ABSTRACT: The principle of procreative beneficence (PPB), proposed by Julian Savulescu, states that parents have a moral obligation to use the available techniques of manipulation Genetics and assisted human reproduction to create children who have the best chance of enjoying the best possible life. The goal of this work is to analyze, on the one hand, to what extent the manipulation Genetics for obtaining specific traits take into consideration the current paradigm of science and, on the other hand, whether the techniques involved in the proposed embryo selection comply with the goal pursued by the PPB. In addition, this exhibition intends to show the importance of involving academic community in the discussion on enhancement. Taking into account the scientific knowledge on the genetic and epigenetic processes of development and the risks associated with assisted reproduction techniques, we find sufficient reasons to make the decision not to subject children to the current techniques of embryo manipulation and embryo selection.
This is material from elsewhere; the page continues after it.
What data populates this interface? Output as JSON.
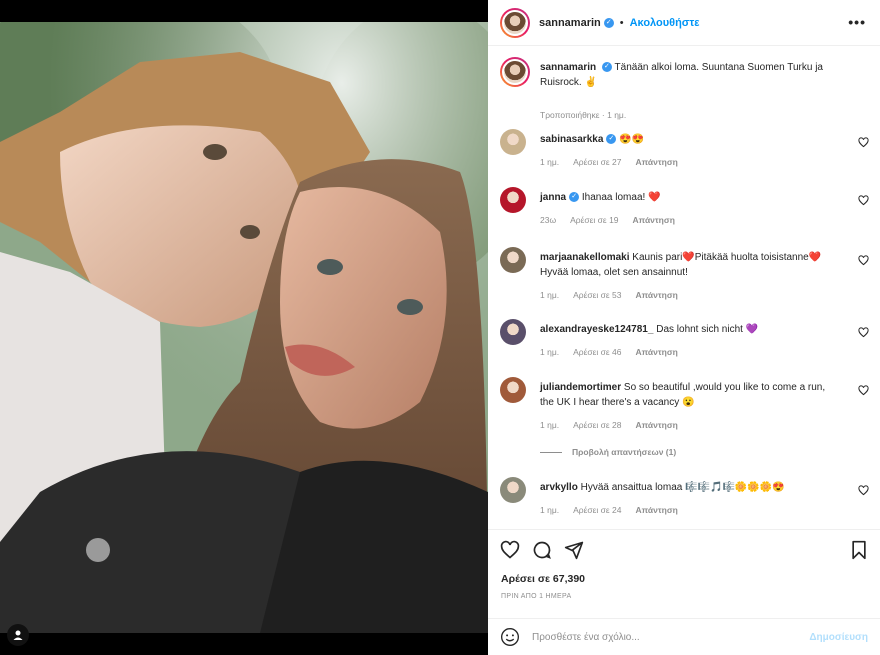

ABSTRACT: The development of neuroprosthetic technology is generating important theoretical and practical problems related to identity staff. In this context, Extended Mind Theory (EMT) is a theory that provides an answer to these problems by pointing out that the mind is coextensive with the world, and that as such, the mind and the world intermingle to form a single entity. EMT also presupposes that physical states determine the nature of mental states.

In this article, we propose a non-deterministic and even less locative version of mental states than that of the EMT, which we will call iEMT. We argue, first, that the co-extension of mind and world does not justify the dissolution of mind, and as a consequence, of human identity in the medium; second, that it is not justified to think that neuro-implants constitute mere replacement parts in the context of an identity that we call weak; and third, that there is no compelling reason to believe, and to that extent, to fear, that the use of neuroprosthetic technology can alter identity staff.
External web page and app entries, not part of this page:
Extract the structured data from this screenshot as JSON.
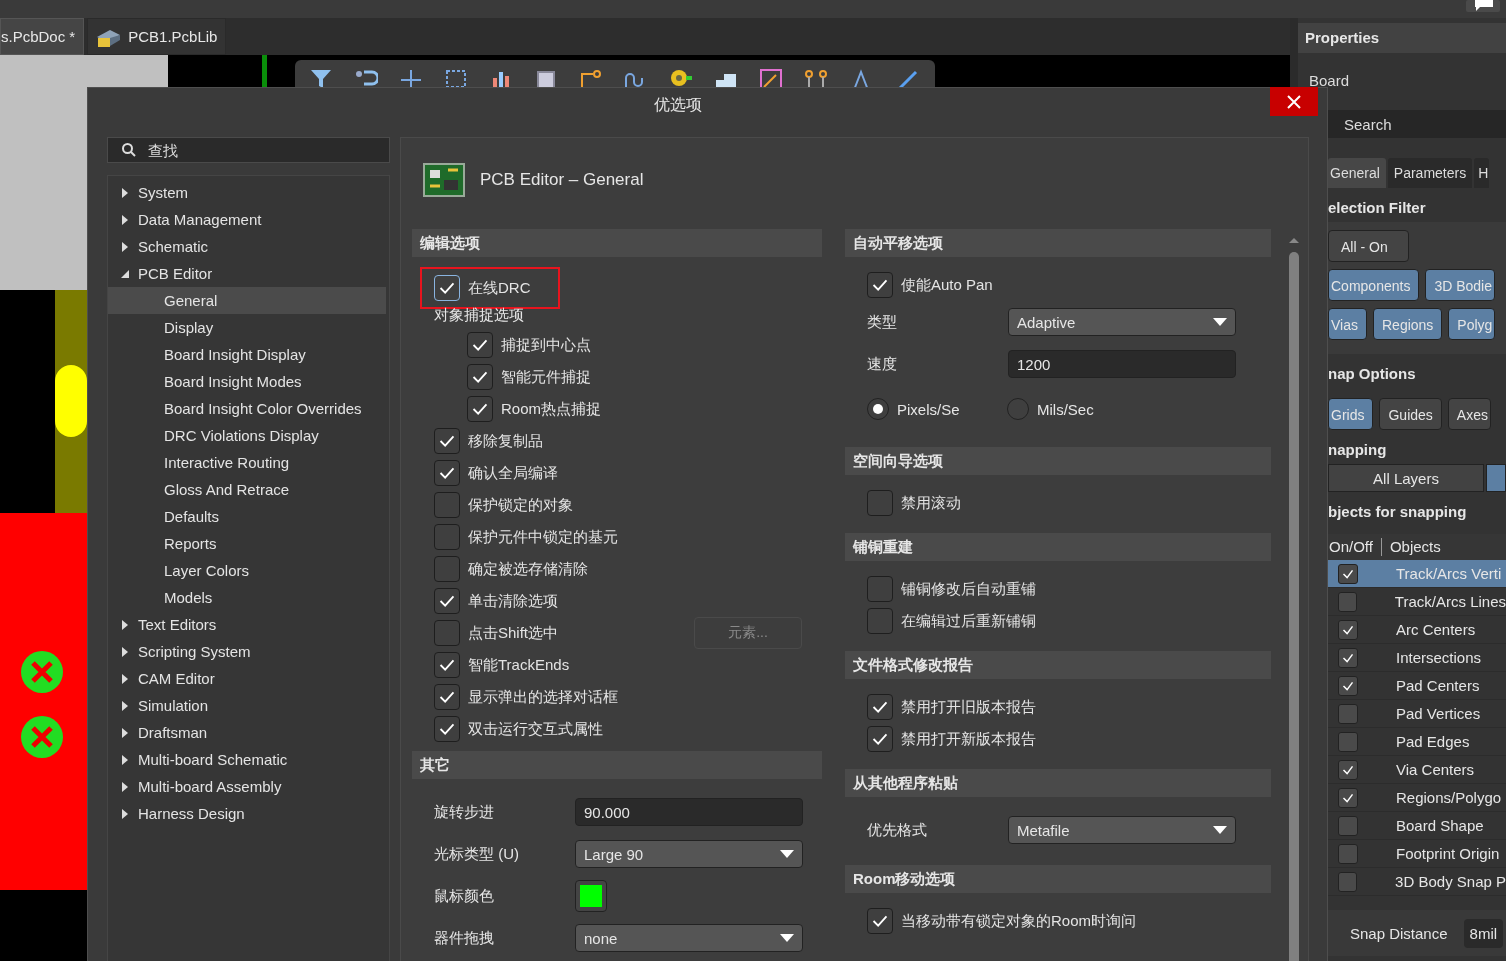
{
  "app": {
    "tabs": [
      {
        "label": "s.PcbDoc *",
        "selected": true,
        "kind": "pcb_doc"
      },
      {
        "label": "PCB1.PcbLib",
        "selected": false,
        "kind": "pcb_lib"
      }
    ]
  },
  "dialog": {
    "title": "优选项",
    "search": {
      "placeholder": "查找"
    },
    "tree": [
      {
        "label": "System",
        "expanded": false,
        "selected": false
      },
      {
        "label": "Data Management",
        "expanded": false,
        "selected": false
      },
      {
        "label": "Schematic",
        "expanded": false,
        "selected": false
      },
      {
        "label": "PCB Editor",
        "expanded": true,
        "selected": false,
        "children": [
          {
            "label": "General",
            "selected": true
          },
          {
            "label": "Display",
            "selected": false
          },
          {
            "label": "Board Insight Display",
            "selected": false
          },
          {
            "label": "Board Insight Modes",
            "selected": false
          },
          {
            "label": "Board Insight Color Overrides",
            "selected": false
          },
          {
            "label": "DRC Violations Display",
            "selected": false
          },
          {
            "label": "Interactive Routing",
            "selected": false
          },
          {
            "label": "Gloss And Retrace",
            "selected": false
          },
          {
            "label": "Defaults",
            "selected": false
          },
          {
            "label": "Reports",
            "selected": false
          },
          {
            "label": "Layer Colors",
            "selected": false
          },
          {
            "label": "Models",
            "selected": false
          }
        ]
      },
      {
        "label": "Text Editors",
        "expanded": false,
        "selected": false
      },
      {
        "label": "Scripting System",
        "expanded": false,
        "selected": false
      },
      {
        "label": "CAM Editor",
        "expanded": false,
        "selected": false
      },
      {
        "label": "Simulation",
        "expanded": false,
        "selected": false
      },
      {
        "label": "Draftsman",
        "expanded": false,
        "selected": false
      },
      {
        "label": "Multi-board Schematic",
        "expanded": false,
        "selected": false
      },
      {
        "label": "Multi-board Assembly",
        "expanded": false,
        "selected": false
      },
      {
        "label": "Harness Design",
        "expanded": false,
        "selected": false
      }
    ],
    "page_title": "PCB Editor – General",
    "columns": [
      {
        "sections": [
          {
            "heading": "编辑选项",
            "items": [
              {
                "kind": "checkbox",
                "label": "在线DRC",
                "checked": true,
                "highlighted": true
              },
              {
                "kind": "label",
                "label": "对象捕捉选项",
                "children": [
                  {
                    "kind": "checkbox",
                    "label": "捕捉到中心点",
                    "checked": true
                  },
                  {
                    "kind": "checkbox",
                    "label": "智能元件捕捉",
                    "checked": true
                  },
                  {
                    "kind": "checkbox",
                    "label": "Room热点捕捉",
                    "checked": true
                  }
                ]
              },
              {
                "kind": "checkbox",
                "label": "移除复制品",
                "checked": true
              },
              {
                "kind": "checkbox",
                "label": "确认全局编译",
                "checked": true
              },
              {
                "kind": "checkbox",
                "label": "保护锁定的对象",
                "checked": false
              },
              {
                "kind": "checkbox",
                "label": "保护元件中锁定的基元",
                "checked": false
              },
              {
                "kind": "checkbox",
                "label": "确定被选存储清除",
                "checked": false
              },
              {
                "kind": "checkbox",
                "label": "单击清除选项",
                "checked": true
              },
              {
                "kind": "checkbox",
                "label": "点击Shift选中",
                "checked": false,
                "button": {
                  "label": "元素...",
                  "disabled": true
                }
              },
              {
                "kind": "checkbox",
                "label": "智能TrackEnds",
                "checked": true
              },
              {
                "kind": "checkbox",
                "label": "显示弹出的选择对话框",
                "checked": true
              },
              {
                "kind": "checkbox",
                "label": "双击运行交互式属性",
                "checked": true
              }
            ]
          },
          {
            "heading": "其它",
            "items": [
              {
                "kind": "input",
                "label": "旋转步进",
                "value": "90.000"
              },
              {
                "kind": "dropdown",
                "label": "光标类型 (U)",
                "value": "Large 90"
              },
              {
                "kind": "color",
                "label": "鼠标颜色",
                "color": "#00ff00"
              },
              {
                "kind": "dropdown",
                "label": "器件拖拽",
                "value": "none"
              }
            ]
          }
        ]
      },
      {
        "sections": [
          {
            "heading": "自动平移选项",
            "items": [
              {
                "kind": "checkbox",
                "label": "使能Auto Pan",
                "checked": true
              },
              {
                "kind": "dropdown",
                "label": "类型",
                "value": "Adaptive"
              },
              {
                "kind": "input",
                "label": "速度",
                "value": "1200"
              },
              {
                "kind": "radio_group",
                "options": [
                  {
                    "label": "Pixels/Se",
                    "selected": true
                  },
                  {
                    "label": "Mils/Sec",
                    "selected": false
                  }
                ]
              }
            ]
          },
          {
            "heading": "空间向导选项",
            "items": [
              {
                "kind": "checkbox",
                "label": "禁用滚动",
                "checked": false
              }
            ]
          },
          {
            "heading": "铺铜重建",
            "items": [
              {
                "kind": "checkbox",
                "label": "铺铜修改后自动重铺",
                "checked": false
              },
              {
                "kind": "checkbox",
                "label": "在编辑过后重新铺铜",
                "checked": false
              }
            ]
          },
          {
            "heading": "文件格式修改报告",
            "items": [
              {
                "kind": "checkbox",
                "label": "禁用打开旧版本报告",
                "checked": true
              },
              {
                "kind": "checkbox",
                "label": "禁用打开新版本报告",
                "checked": true
              }
            ]
          },
          {
            "heading": "从其他程序粘贴",
            "items": [
              {
                "kind": "dropdown",
                "label": "优先格式",
                "value": "Metafile"
              }
            ]
          },
          {
            "heading": "Room移动选项",
            "items": [
              {
                "kind": "checkbox",
                "label": "当移动带有锁定对象的Room时询问",
                "checked": true
              }
            ]
          }
        ]
      }
    ]
  },
  "properties": {
    "title": "Properties",
    "object": "Board",
    "search": {
      "placeholder": "Search"
    },
    "tabs": [
      {
        "label": "General",
        "selected": true
      },
      {
        "label": "Parameters",
        "selected": false
      },
      {
        "label": "H",
        "selected": false
      }
    ],
    "filter_heading": "election Filter",
    "filter_rows": [
      {
        "buttons": [
          {
            "label": "All - On",
            "on": false
          }
        ]
      },
      {
        "buttons": [
          {
            "label": "Components",
            "on": true
          },
          {
            "label": "3D Bodie",
            "on": true
          }
        ]
      },
      {
        "buttons": [
          {
            "label": "Vias",
            "on": true
          },
          {
            "label": "Regions",
            "on": true
          },
          {
            "label": "Polyg",
            "on": true
          }
        ]
      }
    ],
    "snap_heading": "nap Options",
    "snap_buttons": [
      {
        "label": "Grids",
        "on": true
      },
      {
        "label": "Guides",
        "on": false
      },
      {
        "label": "Axes",
        "on": false
      }
    ],
    "snapping_heading": "napping",
    "snapping_modes": [
      {
        "label": "All Layers",
        "selected": false
      },
      {
        "selected": true
      }
    ],
    "objects_heading": "bjects for snapping",
    "objects_columns": [
      "On/Off",
      "Objects"
    ],
    "objects": [
      {
        "label": "Track/Arcs Verti",
        "checked": true,
        "selected": true
      },
      {
        "label": "Track/Arcs Lines",
        "checked": false,
        "selected": false
      },
      {
        "label": "Arc Centers",
        "checked": true,
        "selected": false
      },
      {
        "label": "Intersections",
        "checked": true,
        "selected": false
      },
      {
        "label": "Pad Centers",
        "checked": true,
        "selected": false
      },
      {
        "label": "Pad Vertices",
        "checked": false,
        "selected": false
      },
      {
        "label": "Pad Edges",
        "checked": false,
        "selected": false
      },
      {
        "label": "Via Centers",
        "checked": true,
        "selected": false
      },
      {
        "label": "Regions/Polygo",
        "checked": true,
        "selected": false
      },
      {
        "label": "Board Shape",
        "checked": false,
        "selected": false
      },
      {
        "label": "Footprint Origin",
        "checked": false,
        "selected": false
      },
      {
        "label": "3D Body Snap P",
        "checked": false,
        "selected": false
      }
    ],
    "snap_distance": {
      "label": "Snap Distance",
      "value": "8mil"
    }
  }
}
About the magazine

Bioethics Notebooksan official organ of the association Española de Bioética y Ética Médica, publishes quarterly articles and bibliographic reviews on all areas of bioethics: fundamentals, ethics of research, clinical bioethics, biolegal bioethics, etc.

These come from those accepted in the review supervised by the editors of the journal as well as from others requested by committee publishing house to their authors.